Amid fierce debates about unfettered trade, environmental degradation, and worker rights, Missoulians were treated last week to an approximation of the turmoil surrounding the World Trade Organization ministerial meetings, when the Montana World Affairs Council and the Independent sponsored a community teach-in titled “Globalization: Friend or Foe?” at the University of Montana.
Darrell Holzer, state political director for the Montana AFL-CIO, led the evening off with a scathing indictment of the effects of global free trade on the rights of workers, saying, “The more I investigate into the globalization issue, the more disturbed I become … about the future of my children, and their future of work opportunity in this country.”
Holzer said that agreements like the North American Free Trade Agreement have resulted in “hundreds and hundreds of thousands of lost jobs in this country.” He blamed this country’s widening trade imbalance on factors such as predatory dumping and free trade agendas being pushed by multinational corporations.
Dave McClure, president of the Montana Farm Bureau, advocated a greatly increased role of the United States in global trade agreements. “Today, there are more than 130 preferential trade agreements throughout the world, and the United States is a party to only two of them,” he said. McClure issued a strong plea for Congress to authorize the president’s “fast-track” legislative powers he currently seeks.
“The WTO negotiations are all about our ability to maintain leadership of the global trade agenda, advance U.S. trade interests, and write the rules of the game for the 21st century. We should increase opportunities for our producers and lead the world by example,” he said.

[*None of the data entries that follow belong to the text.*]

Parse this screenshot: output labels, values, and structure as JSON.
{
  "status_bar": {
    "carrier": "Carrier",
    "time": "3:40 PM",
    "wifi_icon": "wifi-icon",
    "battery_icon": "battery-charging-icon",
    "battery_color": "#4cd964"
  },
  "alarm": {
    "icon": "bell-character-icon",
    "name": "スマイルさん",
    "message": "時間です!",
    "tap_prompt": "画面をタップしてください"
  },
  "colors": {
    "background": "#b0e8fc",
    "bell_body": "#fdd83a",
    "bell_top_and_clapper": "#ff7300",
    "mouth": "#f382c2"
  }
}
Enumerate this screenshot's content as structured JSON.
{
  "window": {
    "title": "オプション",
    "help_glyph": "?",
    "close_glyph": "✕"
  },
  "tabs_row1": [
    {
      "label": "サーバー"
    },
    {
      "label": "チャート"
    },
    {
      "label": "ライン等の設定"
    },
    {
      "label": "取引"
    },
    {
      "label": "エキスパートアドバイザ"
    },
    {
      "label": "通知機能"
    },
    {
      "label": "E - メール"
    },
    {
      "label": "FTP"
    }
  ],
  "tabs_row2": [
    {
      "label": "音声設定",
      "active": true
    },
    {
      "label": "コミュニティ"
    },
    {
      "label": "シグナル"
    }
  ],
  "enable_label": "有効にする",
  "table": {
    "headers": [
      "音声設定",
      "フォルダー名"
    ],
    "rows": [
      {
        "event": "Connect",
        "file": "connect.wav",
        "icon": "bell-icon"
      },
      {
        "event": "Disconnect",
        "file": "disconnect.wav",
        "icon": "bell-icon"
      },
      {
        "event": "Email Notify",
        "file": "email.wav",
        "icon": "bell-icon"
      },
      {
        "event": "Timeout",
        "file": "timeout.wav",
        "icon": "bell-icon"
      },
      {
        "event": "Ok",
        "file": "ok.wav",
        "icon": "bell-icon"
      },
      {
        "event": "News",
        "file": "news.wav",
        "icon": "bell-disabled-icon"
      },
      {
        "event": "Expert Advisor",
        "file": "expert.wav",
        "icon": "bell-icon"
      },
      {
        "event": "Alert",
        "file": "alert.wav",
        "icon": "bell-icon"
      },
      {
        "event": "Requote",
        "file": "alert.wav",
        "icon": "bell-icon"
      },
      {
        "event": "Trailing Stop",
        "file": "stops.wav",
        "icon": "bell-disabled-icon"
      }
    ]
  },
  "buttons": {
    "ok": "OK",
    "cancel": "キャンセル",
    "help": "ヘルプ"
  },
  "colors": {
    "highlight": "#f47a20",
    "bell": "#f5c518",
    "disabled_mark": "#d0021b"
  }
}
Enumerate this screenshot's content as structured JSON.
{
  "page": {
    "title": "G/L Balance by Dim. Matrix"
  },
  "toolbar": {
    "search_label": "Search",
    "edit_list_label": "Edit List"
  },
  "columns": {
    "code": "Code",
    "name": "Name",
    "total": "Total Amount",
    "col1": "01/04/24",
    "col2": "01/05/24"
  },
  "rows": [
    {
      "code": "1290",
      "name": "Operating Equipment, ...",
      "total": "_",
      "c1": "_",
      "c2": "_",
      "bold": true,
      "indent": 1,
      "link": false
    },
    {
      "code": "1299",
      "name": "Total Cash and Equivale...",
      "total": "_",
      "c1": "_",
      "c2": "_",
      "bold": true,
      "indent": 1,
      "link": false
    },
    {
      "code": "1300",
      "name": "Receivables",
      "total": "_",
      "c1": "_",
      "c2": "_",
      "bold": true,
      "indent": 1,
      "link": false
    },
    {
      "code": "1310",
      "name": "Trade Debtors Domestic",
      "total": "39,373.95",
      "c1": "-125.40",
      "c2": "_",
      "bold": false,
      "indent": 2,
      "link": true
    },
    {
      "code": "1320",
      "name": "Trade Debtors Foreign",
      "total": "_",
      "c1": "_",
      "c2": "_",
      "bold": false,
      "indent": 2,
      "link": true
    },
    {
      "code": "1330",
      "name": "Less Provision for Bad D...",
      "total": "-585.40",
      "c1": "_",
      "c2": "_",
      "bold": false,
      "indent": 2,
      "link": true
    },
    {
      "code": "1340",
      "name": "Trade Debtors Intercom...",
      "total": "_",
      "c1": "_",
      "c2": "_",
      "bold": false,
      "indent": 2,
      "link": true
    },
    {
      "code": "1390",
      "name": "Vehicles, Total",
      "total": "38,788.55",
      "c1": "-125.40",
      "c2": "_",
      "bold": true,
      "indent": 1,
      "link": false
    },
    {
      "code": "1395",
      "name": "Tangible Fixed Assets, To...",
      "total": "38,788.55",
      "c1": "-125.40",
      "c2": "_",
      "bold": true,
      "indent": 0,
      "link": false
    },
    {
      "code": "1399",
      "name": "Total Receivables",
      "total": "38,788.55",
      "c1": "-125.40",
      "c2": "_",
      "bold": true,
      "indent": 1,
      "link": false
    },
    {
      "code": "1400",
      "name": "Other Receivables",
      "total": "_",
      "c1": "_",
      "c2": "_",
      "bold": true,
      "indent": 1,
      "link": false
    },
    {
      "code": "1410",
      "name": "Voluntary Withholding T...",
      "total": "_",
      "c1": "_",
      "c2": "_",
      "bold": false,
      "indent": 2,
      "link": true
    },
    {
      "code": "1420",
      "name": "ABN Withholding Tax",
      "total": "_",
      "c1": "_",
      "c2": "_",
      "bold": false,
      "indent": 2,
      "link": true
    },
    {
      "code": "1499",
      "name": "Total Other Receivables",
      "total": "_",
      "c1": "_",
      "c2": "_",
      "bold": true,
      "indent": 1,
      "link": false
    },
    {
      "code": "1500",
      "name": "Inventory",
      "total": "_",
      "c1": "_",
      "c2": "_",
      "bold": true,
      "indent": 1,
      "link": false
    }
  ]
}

Bryony Schwan, executive director of the Missoula-based Women’s Voices for the Earth, sounded the alarm on the dangers of allowing corporations the same rights as individuals, and the social and environmental costs of allowing global trade policies to continue on their current course. Citing research from Oregon State University Professor Barbara Dudley, Schwan said that “Under proposed WTO rules, there can be no discrimination between public or private, domestic or foreign providers of [public] services. This is a backhanded way to privatize currently held public services, and needs to be discussed and debated in a democratic and open forum, not behind closed doors with no public debate permitted.”
Joanna Shelton, formerly of the Paris-based Organization for Economic Cooperation and Development, refuted many of her fellow panelists’ anti-globalization arguments and said that globalization is not only necessary but inevitable, and global trade agreements can help environmental and worker rights more than they will harm them.
“Globalization is nothing more than the process of trading, communicating, and interacting with people over a wider and wider area with greater and greater ease,” she said.